In my last blog post I wrote about why split levels are so prevalent in Boulder and in Colorado’s Front Range and what the major pros and cons of this style of house are. This blog post highlights 2 projects Sobo did that focused on easing the pain of the split level.
This first project is in the Table Mesa neighborhood in South Boulder. The primary objectives of the project were to:
The key to solving all three of these issues was to build a front addition that redefined the entire front of the house. We expanded the house forward 6’. Here are the new main level and lower level floorplans (you can see the original front walls in dashed lines):
NEW MAIN LEVEL FLOORPLAN:
NEW LOWER LEVEL FLOORPLAN:
On the lower level, we deconstructed the front foundation wall and built a new wall 6’ forward of the original foundation. The original home had the standard 2’ cantilever for the upper level. For our project, we eliminated the front cantilever so as not to replicate the ‘mushroom’ feel of that expanded upper level (see previous blog post if this makes no sense!). This means the upper level only grew 4’ towards the front.
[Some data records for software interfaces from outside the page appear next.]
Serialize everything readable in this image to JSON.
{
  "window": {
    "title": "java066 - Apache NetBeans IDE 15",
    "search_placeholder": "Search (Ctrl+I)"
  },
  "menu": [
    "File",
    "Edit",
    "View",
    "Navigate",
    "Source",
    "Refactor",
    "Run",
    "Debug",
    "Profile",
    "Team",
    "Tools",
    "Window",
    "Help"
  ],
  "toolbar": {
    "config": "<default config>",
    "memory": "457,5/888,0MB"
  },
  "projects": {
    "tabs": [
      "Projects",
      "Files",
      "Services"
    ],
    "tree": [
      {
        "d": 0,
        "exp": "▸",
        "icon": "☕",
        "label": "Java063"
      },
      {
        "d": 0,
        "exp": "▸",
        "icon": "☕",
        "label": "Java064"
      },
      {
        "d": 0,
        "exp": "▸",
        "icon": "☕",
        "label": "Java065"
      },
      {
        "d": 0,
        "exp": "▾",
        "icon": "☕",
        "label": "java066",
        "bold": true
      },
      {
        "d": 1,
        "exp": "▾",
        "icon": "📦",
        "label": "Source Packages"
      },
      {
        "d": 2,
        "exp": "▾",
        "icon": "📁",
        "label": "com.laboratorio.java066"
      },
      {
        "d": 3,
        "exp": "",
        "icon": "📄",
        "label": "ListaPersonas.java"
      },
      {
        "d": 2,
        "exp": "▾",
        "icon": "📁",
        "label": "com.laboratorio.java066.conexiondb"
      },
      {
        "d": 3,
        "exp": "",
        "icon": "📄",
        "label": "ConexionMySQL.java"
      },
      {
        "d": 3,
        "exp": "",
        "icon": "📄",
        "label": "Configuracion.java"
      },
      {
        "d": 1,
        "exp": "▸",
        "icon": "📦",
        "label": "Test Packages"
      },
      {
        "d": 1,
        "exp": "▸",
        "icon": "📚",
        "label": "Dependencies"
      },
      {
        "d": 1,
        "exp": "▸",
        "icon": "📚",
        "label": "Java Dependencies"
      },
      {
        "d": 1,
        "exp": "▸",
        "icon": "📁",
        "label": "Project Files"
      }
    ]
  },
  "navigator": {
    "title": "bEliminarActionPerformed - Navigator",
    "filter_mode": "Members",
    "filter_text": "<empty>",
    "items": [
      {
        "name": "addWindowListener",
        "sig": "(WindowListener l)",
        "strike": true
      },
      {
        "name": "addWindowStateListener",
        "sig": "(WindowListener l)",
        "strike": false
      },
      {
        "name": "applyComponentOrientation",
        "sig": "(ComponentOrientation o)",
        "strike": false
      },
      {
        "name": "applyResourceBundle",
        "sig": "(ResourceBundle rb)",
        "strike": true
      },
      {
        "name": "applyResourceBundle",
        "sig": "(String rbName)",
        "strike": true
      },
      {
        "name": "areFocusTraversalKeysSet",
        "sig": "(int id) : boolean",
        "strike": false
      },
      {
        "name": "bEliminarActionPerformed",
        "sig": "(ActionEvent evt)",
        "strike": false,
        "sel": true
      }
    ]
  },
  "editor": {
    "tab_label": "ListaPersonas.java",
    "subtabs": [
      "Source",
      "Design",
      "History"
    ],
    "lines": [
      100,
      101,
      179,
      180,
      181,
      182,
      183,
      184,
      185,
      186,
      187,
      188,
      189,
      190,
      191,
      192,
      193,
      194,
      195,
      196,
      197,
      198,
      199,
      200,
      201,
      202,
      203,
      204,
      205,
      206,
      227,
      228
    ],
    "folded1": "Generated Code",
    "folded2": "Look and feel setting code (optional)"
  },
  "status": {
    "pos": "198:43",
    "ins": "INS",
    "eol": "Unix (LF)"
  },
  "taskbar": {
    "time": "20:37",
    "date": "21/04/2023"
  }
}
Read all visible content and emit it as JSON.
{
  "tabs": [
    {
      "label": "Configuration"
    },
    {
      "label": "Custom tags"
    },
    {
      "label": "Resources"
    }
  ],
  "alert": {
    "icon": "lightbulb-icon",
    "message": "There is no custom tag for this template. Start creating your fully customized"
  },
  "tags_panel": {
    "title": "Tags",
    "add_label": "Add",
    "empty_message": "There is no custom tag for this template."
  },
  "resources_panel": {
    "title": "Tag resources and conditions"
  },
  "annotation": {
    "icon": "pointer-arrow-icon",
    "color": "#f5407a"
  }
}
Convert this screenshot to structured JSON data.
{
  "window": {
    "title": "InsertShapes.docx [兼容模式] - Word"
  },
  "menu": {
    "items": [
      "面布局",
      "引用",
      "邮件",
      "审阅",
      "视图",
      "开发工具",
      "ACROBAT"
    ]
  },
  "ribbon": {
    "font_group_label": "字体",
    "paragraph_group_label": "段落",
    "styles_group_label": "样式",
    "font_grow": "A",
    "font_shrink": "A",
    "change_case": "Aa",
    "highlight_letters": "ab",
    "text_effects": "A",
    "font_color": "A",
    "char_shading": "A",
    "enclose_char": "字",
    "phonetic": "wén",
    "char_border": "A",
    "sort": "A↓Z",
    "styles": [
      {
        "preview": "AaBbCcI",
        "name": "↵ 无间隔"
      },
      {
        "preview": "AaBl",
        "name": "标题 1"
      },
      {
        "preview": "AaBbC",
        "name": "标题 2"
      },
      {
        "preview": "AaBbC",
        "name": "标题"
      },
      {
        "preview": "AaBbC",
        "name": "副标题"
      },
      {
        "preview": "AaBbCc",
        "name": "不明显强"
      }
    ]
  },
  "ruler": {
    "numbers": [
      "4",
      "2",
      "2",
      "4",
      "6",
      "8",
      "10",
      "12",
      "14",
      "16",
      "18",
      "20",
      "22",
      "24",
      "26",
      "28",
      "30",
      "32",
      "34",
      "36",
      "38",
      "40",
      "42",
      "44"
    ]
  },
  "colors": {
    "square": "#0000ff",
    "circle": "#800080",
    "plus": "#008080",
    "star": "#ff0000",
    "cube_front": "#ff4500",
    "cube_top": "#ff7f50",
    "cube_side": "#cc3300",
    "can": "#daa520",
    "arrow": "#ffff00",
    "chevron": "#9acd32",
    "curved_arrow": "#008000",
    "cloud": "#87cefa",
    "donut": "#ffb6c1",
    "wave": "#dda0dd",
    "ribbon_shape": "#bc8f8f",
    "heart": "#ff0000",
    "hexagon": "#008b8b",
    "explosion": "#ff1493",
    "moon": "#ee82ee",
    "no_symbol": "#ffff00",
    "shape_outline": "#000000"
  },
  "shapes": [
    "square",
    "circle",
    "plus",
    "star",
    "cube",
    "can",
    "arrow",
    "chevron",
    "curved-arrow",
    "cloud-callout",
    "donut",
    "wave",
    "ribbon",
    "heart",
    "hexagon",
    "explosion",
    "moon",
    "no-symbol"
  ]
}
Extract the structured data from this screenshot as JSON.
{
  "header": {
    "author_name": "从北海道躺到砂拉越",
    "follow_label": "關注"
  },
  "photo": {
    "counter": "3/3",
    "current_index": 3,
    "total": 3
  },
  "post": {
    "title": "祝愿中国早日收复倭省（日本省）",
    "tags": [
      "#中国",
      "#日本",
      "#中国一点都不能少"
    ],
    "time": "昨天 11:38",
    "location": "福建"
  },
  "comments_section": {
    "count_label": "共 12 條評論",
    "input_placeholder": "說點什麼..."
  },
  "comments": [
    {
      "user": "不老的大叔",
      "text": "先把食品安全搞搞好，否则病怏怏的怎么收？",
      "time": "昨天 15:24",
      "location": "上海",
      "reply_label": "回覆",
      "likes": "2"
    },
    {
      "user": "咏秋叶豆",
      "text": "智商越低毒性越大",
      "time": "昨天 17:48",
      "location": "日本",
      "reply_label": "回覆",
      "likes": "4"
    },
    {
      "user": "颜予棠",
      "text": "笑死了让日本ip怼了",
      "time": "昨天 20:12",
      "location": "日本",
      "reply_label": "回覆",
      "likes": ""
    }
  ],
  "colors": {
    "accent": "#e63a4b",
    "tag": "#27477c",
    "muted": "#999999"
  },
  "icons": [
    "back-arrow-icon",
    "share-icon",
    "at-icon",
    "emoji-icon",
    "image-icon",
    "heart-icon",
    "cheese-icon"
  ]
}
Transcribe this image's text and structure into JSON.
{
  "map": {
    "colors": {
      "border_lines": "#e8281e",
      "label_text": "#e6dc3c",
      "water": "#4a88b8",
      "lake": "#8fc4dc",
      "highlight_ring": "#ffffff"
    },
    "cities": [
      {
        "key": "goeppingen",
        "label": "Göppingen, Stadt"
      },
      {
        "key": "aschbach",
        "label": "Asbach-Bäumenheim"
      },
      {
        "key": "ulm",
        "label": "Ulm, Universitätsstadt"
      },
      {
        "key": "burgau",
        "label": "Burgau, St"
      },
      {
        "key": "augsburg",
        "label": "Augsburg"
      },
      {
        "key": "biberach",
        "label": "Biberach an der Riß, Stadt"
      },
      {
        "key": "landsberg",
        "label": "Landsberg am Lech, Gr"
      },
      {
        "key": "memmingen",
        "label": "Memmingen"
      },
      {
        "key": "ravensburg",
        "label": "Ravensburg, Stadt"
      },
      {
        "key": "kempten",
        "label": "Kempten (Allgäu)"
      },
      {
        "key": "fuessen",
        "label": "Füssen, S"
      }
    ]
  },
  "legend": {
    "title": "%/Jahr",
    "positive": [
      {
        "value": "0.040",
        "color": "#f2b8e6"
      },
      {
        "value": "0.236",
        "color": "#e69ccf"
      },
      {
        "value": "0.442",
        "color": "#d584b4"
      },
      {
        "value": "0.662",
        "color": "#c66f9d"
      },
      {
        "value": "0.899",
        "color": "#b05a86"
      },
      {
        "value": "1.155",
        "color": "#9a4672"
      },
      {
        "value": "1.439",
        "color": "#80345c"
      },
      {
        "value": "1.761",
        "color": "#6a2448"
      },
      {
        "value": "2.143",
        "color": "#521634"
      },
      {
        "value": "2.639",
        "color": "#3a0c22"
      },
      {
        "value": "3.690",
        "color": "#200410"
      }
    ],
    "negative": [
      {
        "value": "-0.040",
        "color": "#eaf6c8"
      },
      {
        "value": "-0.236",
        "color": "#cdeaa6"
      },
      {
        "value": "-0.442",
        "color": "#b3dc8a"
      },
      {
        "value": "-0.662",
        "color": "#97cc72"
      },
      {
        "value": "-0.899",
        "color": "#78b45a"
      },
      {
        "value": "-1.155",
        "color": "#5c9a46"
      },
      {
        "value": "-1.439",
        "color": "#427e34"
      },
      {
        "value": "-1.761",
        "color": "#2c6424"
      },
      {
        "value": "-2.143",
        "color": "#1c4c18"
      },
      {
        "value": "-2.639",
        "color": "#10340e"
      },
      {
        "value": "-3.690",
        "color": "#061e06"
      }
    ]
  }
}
We also built a closet for the entry to give it some much needed storage. Due to the split level nature of the home, this closet juts into the upper front office room and is only about 3’ tall, allowing for a desktop to be located above the entry closet.
In simple terms, we did a long skinny addition on the front of the house. This addition completely transformed the entry by making it gracious and open, with coat storage out of the way of the main traffic flow. We also built a covered front porch to make the home more attractive and inviting and to protect visitors from the elements. Lastly, all the adjacent front rooms gained width and usability. We also enlarged all the new front windows and now the home feels expansive, bright, and open.
The second project I’d like to highlight is also in South Boulder. I’ll let a few pictures do the talking; here’s the ‘before’ picture:
And here’s the ‘After’ picture:
For this project, we decided to completely relocate the front door. We converted the cramped attached 1-car garage into a generous entry/mudroom. This move completely changes the flow and feel of the home. The entry now has tons of room and storage and light. If you study the ‘after’ picture you’ll see it’s still very much a split level home, but the choked entry is no longer! We converted the old front door into a window so now that area is purely a staircase between the upper and lower floors. For parking, we built a new 2-car covered carport. Lastly, to give the home a sense of generosity and style, we built a large front porch that extends across the majority of the home’s facade. Here are the new upper and lower level floorplans for the home:
NEW UPPER LEVEL FLOORPLAN:
NEW LOWER LEVEL FLOORPLAN:
I really love these two projects because they represent how Sobo works to accentuate the positive and eliminate the negative aspects of a home. I hope that after reading these 2 blog posts you see the split level in a new light and appreciate this unique style of home.